Problem description: The answer must consist of every line below containing "label".

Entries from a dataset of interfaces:
....................

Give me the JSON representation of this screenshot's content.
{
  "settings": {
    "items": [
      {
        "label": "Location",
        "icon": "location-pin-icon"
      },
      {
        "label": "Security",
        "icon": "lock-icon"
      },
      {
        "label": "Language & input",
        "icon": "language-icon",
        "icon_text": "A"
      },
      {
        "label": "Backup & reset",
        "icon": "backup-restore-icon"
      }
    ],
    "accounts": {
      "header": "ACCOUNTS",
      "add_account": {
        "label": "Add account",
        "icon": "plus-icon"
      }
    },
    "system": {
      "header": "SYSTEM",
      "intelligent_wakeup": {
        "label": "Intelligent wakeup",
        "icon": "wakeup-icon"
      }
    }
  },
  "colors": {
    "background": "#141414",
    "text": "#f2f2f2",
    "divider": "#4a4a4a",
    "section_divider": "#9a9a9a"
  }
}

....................

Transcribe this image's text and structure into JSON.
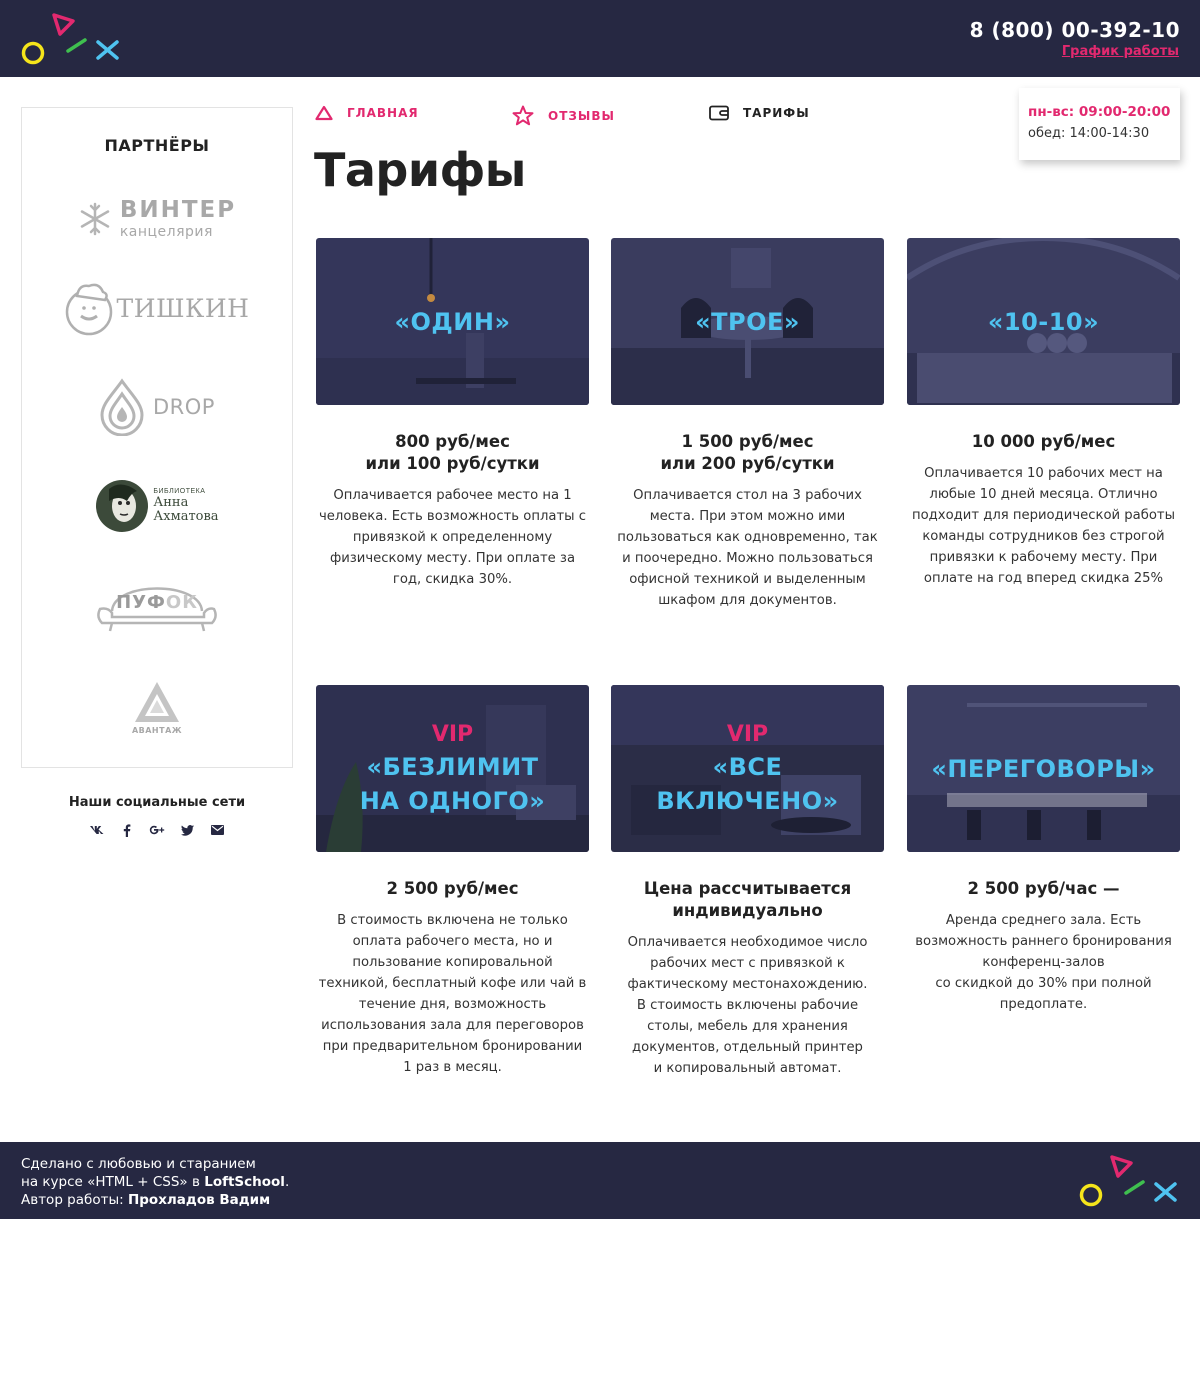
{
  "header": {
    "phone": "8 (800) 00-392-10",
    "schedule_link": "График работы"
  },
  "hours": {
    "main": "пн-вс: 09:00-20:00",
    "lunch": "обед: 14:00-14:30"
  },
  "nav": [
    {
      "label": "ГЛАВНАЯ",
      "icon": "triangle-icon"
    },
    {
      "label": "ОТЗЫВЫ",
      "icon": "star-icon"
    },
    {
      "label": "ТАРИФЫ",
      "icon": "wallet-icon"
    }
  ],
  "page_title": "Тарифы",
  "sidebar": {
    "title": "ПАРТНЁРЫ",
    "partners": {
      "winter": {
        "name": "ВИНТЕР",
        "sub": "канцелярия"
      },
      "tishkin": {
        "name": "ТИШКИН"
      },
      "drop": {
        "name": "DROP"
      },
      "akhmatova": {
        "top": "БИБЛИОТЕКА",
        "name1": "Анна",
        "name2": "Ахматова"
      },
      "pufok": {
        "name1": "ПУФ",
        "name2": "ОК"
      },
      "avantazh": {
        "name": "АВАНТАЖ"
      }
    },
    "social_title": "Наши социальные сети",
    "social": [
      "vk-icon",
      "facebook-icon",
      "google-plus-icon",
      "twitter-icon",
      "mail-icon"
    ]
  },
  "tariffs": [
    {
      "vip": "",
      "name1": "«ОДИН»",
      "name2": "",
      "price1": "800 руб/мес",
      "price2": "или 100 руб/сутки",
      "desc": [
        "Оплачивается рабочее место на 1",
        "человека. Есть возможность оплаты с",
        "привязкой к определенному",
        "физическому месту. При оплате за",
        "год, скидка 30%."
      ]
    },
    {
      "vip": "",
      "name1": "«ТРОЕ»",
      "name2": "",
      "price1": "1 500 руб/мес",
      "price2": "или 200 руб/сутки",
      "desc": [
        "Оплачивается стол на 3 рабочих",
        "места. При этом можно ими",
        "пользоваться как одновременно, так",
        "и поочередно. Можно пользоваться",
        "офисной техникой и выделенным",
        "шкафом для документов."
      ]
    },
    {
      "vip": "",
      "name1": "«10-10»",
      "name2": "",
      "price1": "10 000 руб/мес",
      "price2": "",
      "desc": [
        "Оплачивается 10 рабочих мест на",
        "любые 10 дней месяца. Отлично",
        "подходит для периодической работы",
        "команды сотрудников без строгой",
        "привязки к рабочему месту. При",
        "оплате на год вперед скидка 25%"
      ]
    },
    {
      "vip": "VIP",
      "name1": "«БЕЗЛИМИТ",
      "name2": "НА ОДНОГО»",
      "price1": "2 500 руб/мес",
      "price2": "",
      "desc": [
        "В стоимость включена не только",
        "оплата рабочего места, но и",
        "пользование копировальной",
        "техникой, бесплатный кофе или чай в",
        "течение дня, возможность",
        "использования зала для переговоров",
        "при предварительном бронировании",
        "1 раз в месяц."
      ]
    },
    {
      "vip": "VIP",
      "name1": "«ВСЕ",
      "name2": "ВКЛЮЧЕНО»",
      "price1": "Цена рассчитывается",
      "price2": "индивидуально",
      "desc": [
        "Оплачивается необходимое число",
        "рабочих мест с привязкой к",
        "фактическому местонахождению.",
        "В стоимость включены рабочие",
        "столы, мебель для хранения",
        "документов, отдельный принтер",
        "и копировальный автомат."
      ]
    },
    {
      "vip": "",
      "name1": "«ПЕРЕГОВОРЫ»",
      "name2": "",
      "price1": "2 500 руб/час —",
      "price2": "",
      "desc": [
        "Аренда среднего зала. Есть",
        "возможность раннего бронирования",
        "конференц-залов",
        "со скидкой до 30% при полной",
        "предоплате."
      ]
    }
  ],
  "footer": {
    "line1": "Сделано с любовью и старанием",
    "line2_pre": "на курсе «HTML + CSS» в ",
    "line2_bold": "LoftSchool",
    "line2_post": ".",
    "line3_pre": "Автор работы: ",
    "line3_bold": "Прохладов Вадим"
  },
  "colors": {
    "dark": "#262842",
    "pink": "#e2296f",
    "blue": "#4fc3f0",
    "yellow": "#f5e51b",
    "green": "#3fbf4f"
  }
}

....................

Written response:
        "label": "Location",
        "label": "Security",
        "label": "Language & input",
        "label": "Backup & reset",
        "label": "Add account",
        "label": "Intelligent wakeup",
      "label": "ГЛАВНАЯ",
      "label": "ОТЗЫВЫ",
      "label": "ТАРИФЫ",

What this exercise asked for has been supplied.